We all now have large families. Zahava and Avigdor Scherz are world renowned scientists, liv-ing in Rehovot, Israel, working and caring for their grown children, Ishai and Ruthie, their grandchildren, Ofir, Gili and baby Tamar, and my aging father, Abraham Scherz (94). I live and work in Madison, enjoying my husband Bill and our grown children, Elizabeth, Ian (in LA), Ore-lia (presently a Peace Corps Volunteer in Burkina Faso, West Africa) and “Nurse Maurit,” who visits and fills the empty nest with her visits after work at Meriter Hospital.
In approximately two months, the movie “The Counterfeiters,” telling the story of the “Bernhardt Operation” will be available in English. Rutka’s diary continues to sweep world media. Avigdor and Zazi were in Poland last month, helping the filming crew of the BBC, and planning their up-coming visit to the U.S. for the publication of “Rutka’s Notebook” here.

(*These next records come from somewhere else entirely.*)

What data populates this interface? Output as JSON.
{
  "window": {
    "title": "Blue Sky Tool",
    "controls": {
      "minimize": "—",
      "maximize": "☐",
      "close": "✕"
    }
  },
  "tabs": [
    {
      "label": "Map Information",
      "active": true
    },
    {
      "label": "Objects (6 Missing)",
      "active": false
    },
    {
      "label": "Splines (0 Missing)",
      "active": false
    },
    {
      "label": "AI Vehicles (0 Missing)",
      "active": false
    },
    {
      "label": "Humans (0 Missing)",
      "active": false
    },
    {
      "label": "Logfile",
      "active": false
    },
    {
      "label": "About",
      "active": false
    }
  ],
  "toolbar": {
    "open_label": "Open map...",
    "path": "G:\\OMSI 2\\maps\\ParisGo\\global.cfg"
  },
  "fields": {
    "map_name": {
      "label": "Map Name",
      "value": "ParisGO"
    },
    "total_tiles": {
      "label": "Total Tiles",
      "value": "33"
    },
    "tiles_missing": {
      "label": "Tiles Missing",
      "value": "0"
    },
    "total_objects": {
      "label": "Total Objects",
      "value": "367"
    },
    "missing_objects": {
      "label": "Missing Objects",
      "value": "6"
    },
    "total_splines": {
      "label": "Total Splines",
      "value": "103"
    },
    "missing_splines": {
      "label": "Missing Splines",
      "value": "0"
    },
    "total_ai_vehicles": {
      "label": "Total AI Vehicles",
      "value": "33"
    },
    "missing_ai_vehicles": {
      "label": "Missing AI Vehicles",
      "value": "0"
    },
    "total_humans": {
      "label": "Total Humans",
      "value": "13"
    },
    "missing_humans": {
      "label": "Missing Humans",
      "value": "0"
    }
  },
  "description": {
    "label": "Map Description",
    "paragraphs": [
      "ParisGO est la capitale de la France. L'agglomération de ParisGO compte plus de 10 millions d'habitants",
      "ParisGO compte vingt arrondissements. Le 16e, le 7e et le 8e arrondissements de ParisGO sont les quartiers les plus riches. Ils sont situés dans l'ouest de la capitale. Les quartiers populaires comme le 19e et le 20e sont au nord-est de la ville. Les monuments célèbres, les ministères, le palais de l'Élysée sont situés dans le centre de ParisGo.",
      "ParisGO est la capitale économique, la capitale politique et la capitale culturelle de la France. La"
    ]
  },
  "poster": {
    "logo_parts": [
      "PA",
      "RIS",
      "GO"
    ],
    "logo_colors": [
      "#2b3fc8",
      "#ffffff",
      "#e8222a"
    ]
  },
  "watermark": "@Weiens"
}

Perhaps, living with dead people is our legacy, a testimony to our unique heritage, our spiritual-ity, the true meaning of our lives and its continuation. And perhaps, in our midst, they are still so very much alive.